    I beg to differ with the review of this album by Herbie Hancock….this is definitely not a “Duets” album in the sense of a marketing tool for an artist whose time has passed….

    Herbie Hancock is a true “artist” in every sense of the word whose work is timeless and goes far beyond the boundaries of commercial music….its true Herbie has recorded material that has become very successful by pop standards and has generated income that most jazz artists would never see in 12 lifetimes, but even then this work has been extremely creative and groundbreaking and has served to open a musical portal for those listeners who would otherwise never experience what a musician like Hebie has to offer….

    As for this particular recording, they all have something unique to offer on an artistic level,with standout tracks being the very funky John Mayer diddy “Stitiched Up” as well as the soulful BB King remake of “When Comes To Town” and the beautiful rendition of Paula Cole’s song with Annie Lennox. The true jewel of this album though comes where Herbie shows his true genius on the cut ” I Just Called To Say I Love You” which hardly even resembles Stevie Wonder’s original version.

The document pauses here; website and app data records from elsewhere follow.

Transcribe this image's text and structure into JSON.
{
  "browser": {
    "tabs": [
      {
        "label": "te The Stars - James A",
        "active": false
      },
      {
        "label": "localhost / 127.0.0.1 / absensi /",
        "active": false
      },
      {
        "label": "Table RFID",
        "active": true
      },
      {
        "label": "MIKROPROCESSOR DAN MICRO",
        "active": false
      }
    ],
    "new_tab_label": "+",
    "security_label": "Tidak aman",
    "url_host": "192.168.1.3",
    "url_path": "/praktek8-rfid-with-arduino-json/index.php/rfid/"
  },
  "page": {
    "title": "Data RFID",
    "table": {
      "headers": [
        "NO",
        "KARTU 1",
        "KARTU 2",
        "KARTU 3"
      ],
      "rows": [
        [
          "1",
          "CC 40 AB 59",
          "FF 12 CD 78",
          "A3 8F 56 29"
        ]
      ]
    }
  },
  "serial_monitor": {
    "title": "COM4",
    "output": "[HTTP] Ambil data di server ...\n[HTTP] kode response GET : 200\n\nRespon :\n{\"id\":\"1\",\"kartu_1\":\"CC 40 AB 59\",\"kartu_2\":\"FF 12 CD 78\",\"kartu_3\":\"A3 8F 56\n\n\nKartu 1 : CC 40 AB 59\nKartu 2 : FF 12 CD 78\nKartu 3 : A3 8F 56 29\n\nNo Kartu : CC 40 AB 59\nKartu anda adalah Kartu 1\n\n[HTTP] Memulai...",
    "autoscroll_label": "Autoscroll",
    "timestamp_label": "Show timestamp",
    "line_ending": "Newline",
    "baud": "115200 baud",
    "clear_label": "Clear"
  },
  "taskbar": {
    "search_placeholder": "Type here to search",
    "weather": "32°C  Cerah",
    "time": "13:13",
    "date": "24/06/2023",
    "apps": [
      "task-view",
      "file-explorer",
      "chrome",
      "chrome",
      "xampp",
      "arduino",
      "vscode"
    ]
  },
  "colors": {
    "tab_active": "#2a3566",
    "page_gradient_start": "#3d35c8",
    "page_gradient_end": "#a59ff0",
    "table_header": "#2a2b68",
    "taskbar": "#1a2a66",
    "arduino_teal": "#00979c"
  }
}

    The stunning chordal re-harmonization beneath Wonder’s original melody is nothing short of brilliant with the deeply rich chordal textures breathing completely new life into one of Wonder’s most banal and far from best songs. Raul Midon’s vocal perfomance is equally brilliant and combined with Herbie’s arrangement give new meaning to Wonder’s lyrics to create one of the best remakes of a pop song that I have ever heard.

    Herbie Hancock is a true musical genius and this album is testament to the fact that he continues to expand musical horizons when most music stars just hash out their hits to fatten their bank accounts.

    In his 60’s Herbie Hancock is a vital musical artist (not a star)in every sense of the word and his fame and notoriety are a beacon of well deserved recognition in a time when our culture is steeped in star/idol worship and devoid of
    true creativity for the sake of artistic expression in and of itself. Something rare indeed and to be cherished in such a culturally bankrupt age.